He then had 26 copies of each set made to be boxed up and donated to museums and libraries around the city.
His first research was into the theatres of South Auckland — about 30 years ago.
He then did a two part series on Te Awamutu cinemas, first the Empire and then his own theatre to coincide with the celebration of 100 years of cinema in 1996.
A goal was to fully research and document the over 100 exhibitors that have operated in Auckland — and he believes the finished product is close to 100 per cent — 11 years on from when it was started.
And he wasn't the first to start the project — but he is the one who got it done.
Allan was part of a group which was meeting regularly and they were researching Auckland cinemas and sharing information — back then by fax.
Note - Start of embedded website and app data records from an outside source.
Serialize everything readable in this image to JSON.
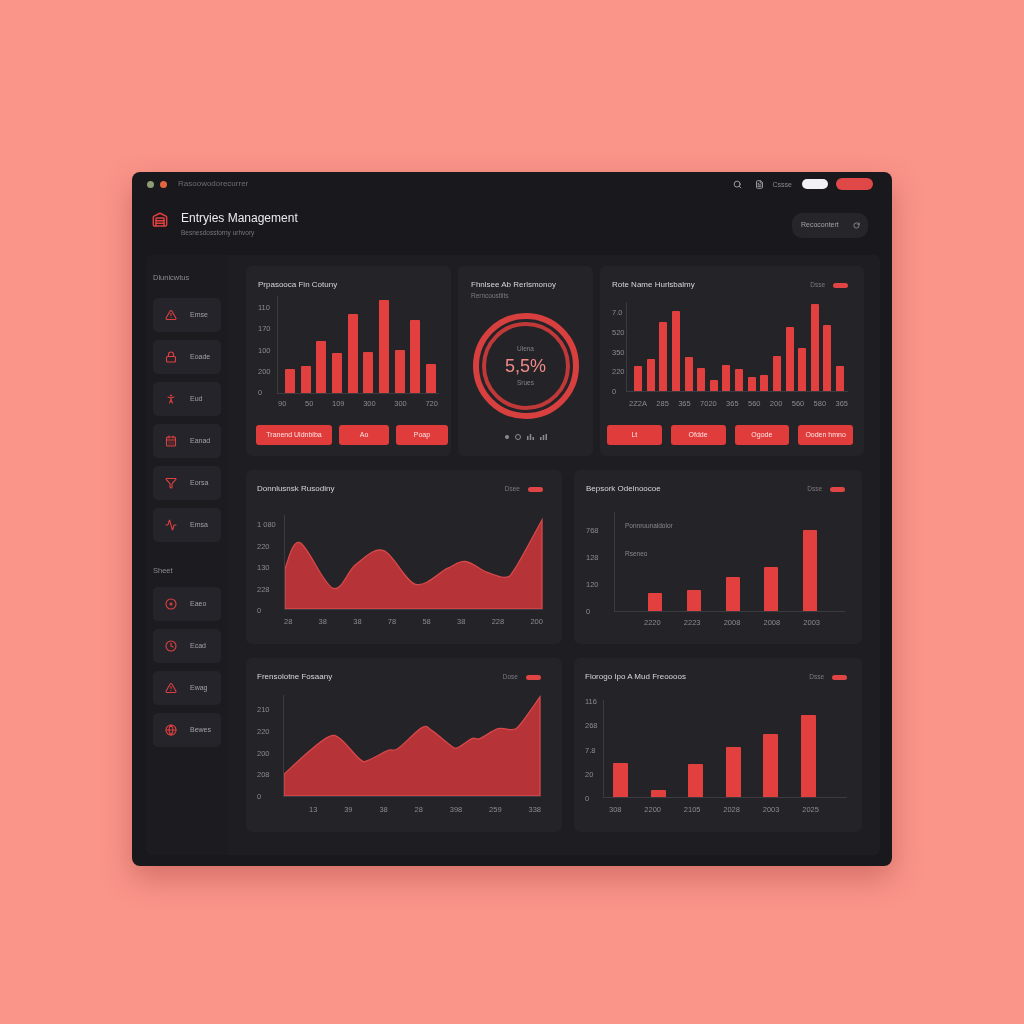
{
  "window": {
    "title": "Rasoowodorecurrer",
    "toolbar_text": "Cssse"
  },
  "header": {
    "title": "Entryies Management",
    "subtitle": "Besnesdosstorny urhvory",
    "button": "Recocontert"
  },
  "sidebar": {
    "sections": [
      {
        "label": "Dlunicwtus",
        "items": [
          {
            "label": "Emse"
          },
          {
            "label": "Eoade"
          },
          {
            "label": "Eud"
          },
          {
            "label": "Eanad"
          },
          {
            "label": "Eorsa"
          },
          {
            "label": "Emsa"
          }
        ]
      },
      {
        "label": "Sheet",
        "items": [
          {
            "label": "Eaeo"
          },
          {
            "label": "Ecad"
          },
          {
            "label": "Ewag"
          },
          {
            "label": "Bewes"
          }
        ]
      }
    ]
  },
  "cards": [
    {
      "kind": "bar",
      "title": "Prpasooca Fin Cotuny",
      "y_ticks": [
        "110",
        "170",
        "100",
        "200",
        "0"
      ],
      "x_labels": [
        "90",
        "50",
        "109",
        "300",
        "300",
        "720"
      ],
      "buttons": [
        "Tranend Uldnbiba",
        "Ao",
        "Poap"
      ]
    },
    {
      "kind": "ring",
      "title": "Fhnlsee Ab Rerlsmonoy",
      "subtitle": "Rerncoustlits",
      "label": "Ulena",
      "value": "5,5%",
      "caption": "Srues"
    },
    {
      "kind": "bar",
      "title": "Rote Name Hurlsbalmy",
      "legend": "Dsse",
      "y_ticks": [
        "7.0",
        "520",
        "350",
        "220",
        "0"
      ],
      "x_labels": [
        "2Z2A",
        "285",
        "365",
        "7020",
        "365",
        "560",
        "200",
        "560",
        "580",
        "365"
      ],
      "buttons": [
        "Lt",
        "Ofdde",
        "Ogode",
        "Ooden hmno"
      ]
    },
    {
      "kind": "area",
      "title": "Donnlusnsk Rusodiny",
      "legend": "Dsee",
      "y_ticks": [
        "1 080",
        "220",
        "130",
        "228",
        "0"
      ],
      "x_labels": [
        "28",
        "38",
        "38",
        "78",
        "58",
        "38",
        "228",
        "200"
      ]
    },
    {
      "kind": "bar",
      "title": "Bepsork Odelnoocoe",
      "legend": "Dsse",
      "notes": [
        "Ponnruunaldolor",
        "Rseneo"
      ],
      "y_ticks": [
        "768",
        "128",
        "120",
        "0"
      ],
      "x_labels": [
        "2220",
        "2223",
        "2008",
        "2008",
        "2003"
      ]
    },
    {
      "kind": "area",
      "title": "Frensolotne Fosaany",
      "legend": "Dose",
      "y_ticks": [
        "210",
        "220",
        "200",
        "208",
        "0"
      ],
      "x_labels": [
        "13",
        "39",
        "38",
        "28",
        "398",
        "259",
        "338"
      ]
    },
    {
      "kind": "bar",
      "title": "Fiorogo Ipo A Mud Freoooos",
      "legend": "Dsse",
      "y_ticks": [
        "116",
        "268",
        "7.8",
        "20",
        "0"
      ],
      "x_labels": [
        "308",
        "2200",
        "2105",
        "2028",
        "2003",
        "2025"
      ]
    }
  ]
}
But people left the group or passed away and the information was again in danger of being lost.
Allan dealt the best he could with families to get material, but much also had to be done again.
He was also particular about the sources and accuracy of the information to make sure it was as correct as possible.
About 10 years before the material was published Allan asked local woman Leigh Leslie to assist him, initially editing and indexing the material.
As the scale of the project became evident, he employed Leigh to put the material together into the volumes.
The pair were also double checking all the provided material, plus continuing to research and find new material to add to the books — right up to a week before they were deemed complete.
Much of the documented material was backed up by interviewing people who had been involved in the industry.
"We conducted over 130 interviews," says Allan.
He also credits John Walls of Papatoetoe for making an invaluable contribution.
"John came on board and was responsible for a lot of the research and providing a wealth of information," says Allan.
"He also proofed a great deal of material and identified what he thought was misinformation that needed further checking."
Allan believes the works will be of use to social historians, media studies students and anyone interested in the history of cinema and/or Auckland city.
He considers it his gift to the industry he loves so much and says it is to honour his friend and mentor Colin Greenslade, who died at the end of 2018.
"I have known Colin since the mid-1960s and he gave me valuable advice when I got my first cinema,' says Allan.
"He was providing a lot of valuable material — enough for his own volume.
Allan says he has done enough now — "this is the last one".
"It takes too much time and too much money," he says.
"I have enough to do running The Regent, keeping up with the films and changes in the industry."